The European Commission announced Monday that it has revised the way it will adopt rulings on Article 13 health claims into law. Under the new approach, the adoption of accepted health claims will come in two steps, rather than in a series as was the case previously. Claims for substances other than botanicals will be finalized and adopted by June 2011, with botanicals claims to follow sometime thereafter.
According to both the Commission and the International Alliance of Dietary/Food Supplements Associations (IADSA), this change was because of the many concerns raised by stakeholders in the process. Many in the industry complained long and hard about the potential market distortions to which the previous process could have given rise between companies whose claims have been rejected and companies marketing products using claims for which assessment is still pending.
"This new approach announced today by the Commission is an excellent result for the food supplement sector that has been achieved due to the huge amount of work that is being carried out by the European associations," IADSA said in a press release today.
Among the industry-friendly features of the new ruling, the group singled out:
- The adoption of all claims (except for botanicals) will now avoid the distortion of the market that would have followed a batch-wise approach.
- The singling out of botanicals is legitimate because of the unequal treatment as compared to medicinal products.
- This new approach is pragmatic, it will increase legal certainty and will ultimately benefit the consumer.
- The new timeline resulting from this new approach provides a significant amount of time to the industry to continue the discussions with the European Commission and the Member States.

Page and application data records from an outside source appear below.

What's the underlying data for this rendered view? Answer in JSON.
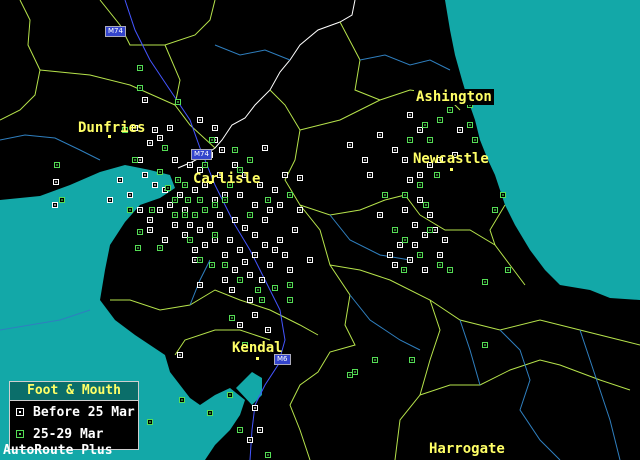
{
  "cities": [
    {
      "id": "dumfries",
      "name": "Dunfries"
    },
    {
      "id": "carlisle",
      "name": "Carlisle"
    },
    {
      "id": "kendal",
      "name": "Kendal"
    },
    {
      "id": "ashington",
      "name": "Ashington"
    },
    {
      "id": "newcastle",
      "name": "Newcastle"
    },
    {
      "id": "harrogate",
      "name": "Harrogate"
    }
  ],
  "road_signs": [
    "M74",
    "M74",
    "M6"
  ],
  "legend": {
    "title": "Foot & Mouth",
    "items": [
      {
        "label": "Before 25 Mar",
        "color": "#ffffff"
      },
      {
        "label": "25-29 Mar",
        "color": "#55dd55"
      }
    ]
  },
  "footer": {
    "brand": "AutoRoute Plus"
  },
  "colors": {
    "sea": "#13a8a8",
    "land": "#000000",
    "county_border": "#b6e34b",
    "region_border": "#2f7fbf",
    "country_border": "#ffffff",
    "road": "#4455ff",
    "label": "#ffff66"
  }
}
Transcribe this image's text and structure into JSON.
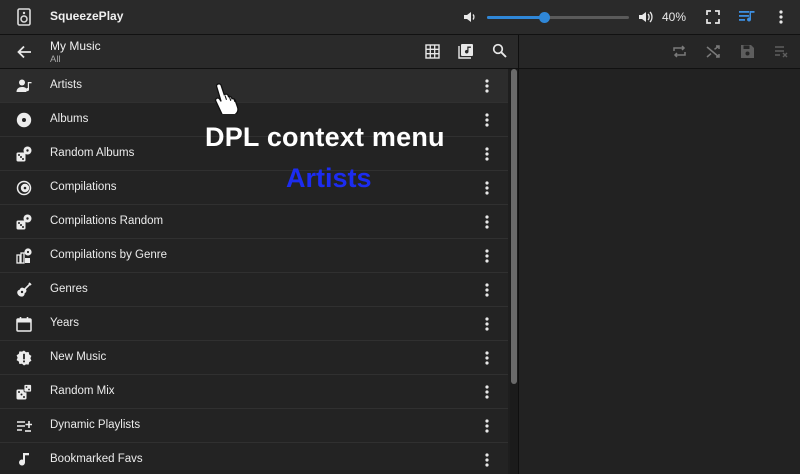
{
  "header": {
    "player_name": "SqueezePlay",
    "volume_percent": 40,
    "volume_label": "40%"
  },
  "nav": {
    "title": "My Music",
    "subtitle": "All"
  },
  "list": {
    "items": [
      {
        "label": "Artists",
        "icon": "artists-icon"
      },
      {
        "label": "Albums",
        "icon": "album-icon"
      },
      {
        "label": "Random Albums",
        "icon": "dice-album-icon"
      },
      {
        "label": "Compilations",
        "icon": "compilation-icon"
      },
      {
        "label": "Compilations Random",
        "icon": "dice-album-icon"
      },
      {
        "label": "Compilations by Genre",
        "icon": "genre-compilation-icon"
      },
      {
        "label": "Genres",
        "icon": "guitar-icon"
      },
      {
        "label": "Years",
        "icon": "calendar-icon"
      },
      {
        "label": "New Music",
        "icon": "new-badge-icon"
      },
      {
        "label": "Random Mix",
        "icon": "dice-icon"
      },
      {
        "label": "Dynamic Playlists",
        "icon": "dynamic-playlist-icon"
      },
      {
        "label": "Bookmarked Favs",
        "icon": "music-note-icon"
      }
    ]
  },
  "overlay": {
    "title": "DPL context menu",
    "subtitle": "Artists"
  },
  "colors": {
    "accent": "#2f87d8",
    "overlay_subtitle": "#1c2cf0"
  }
}
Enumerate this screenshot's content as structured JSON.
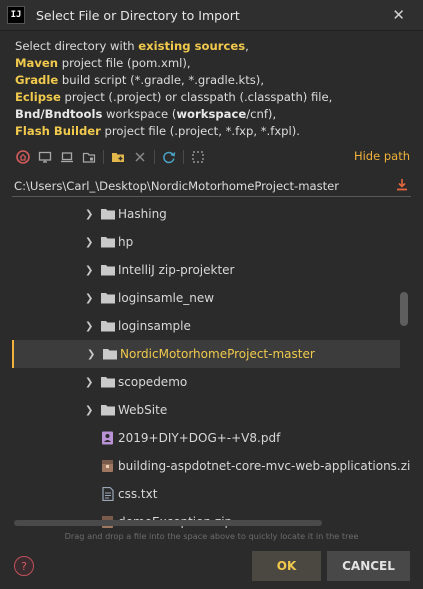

The European Food and Safety Authority will continue to issue its advisory rulings Article 13 health claims in a batch format, with the next set due out in October. The previous sets of rulings have featured mostly negative opinions, with health claims for probiotics and antioxidants hit particularly hard. Monday's action by the Commission affects how those rulings will ultimately become law, but doesn't necessarily alter the way in which EFSA comes to advisory opinions on whether scientific evidence adequately supports the health claims associated with ingredients in dietary supplements and functional foods.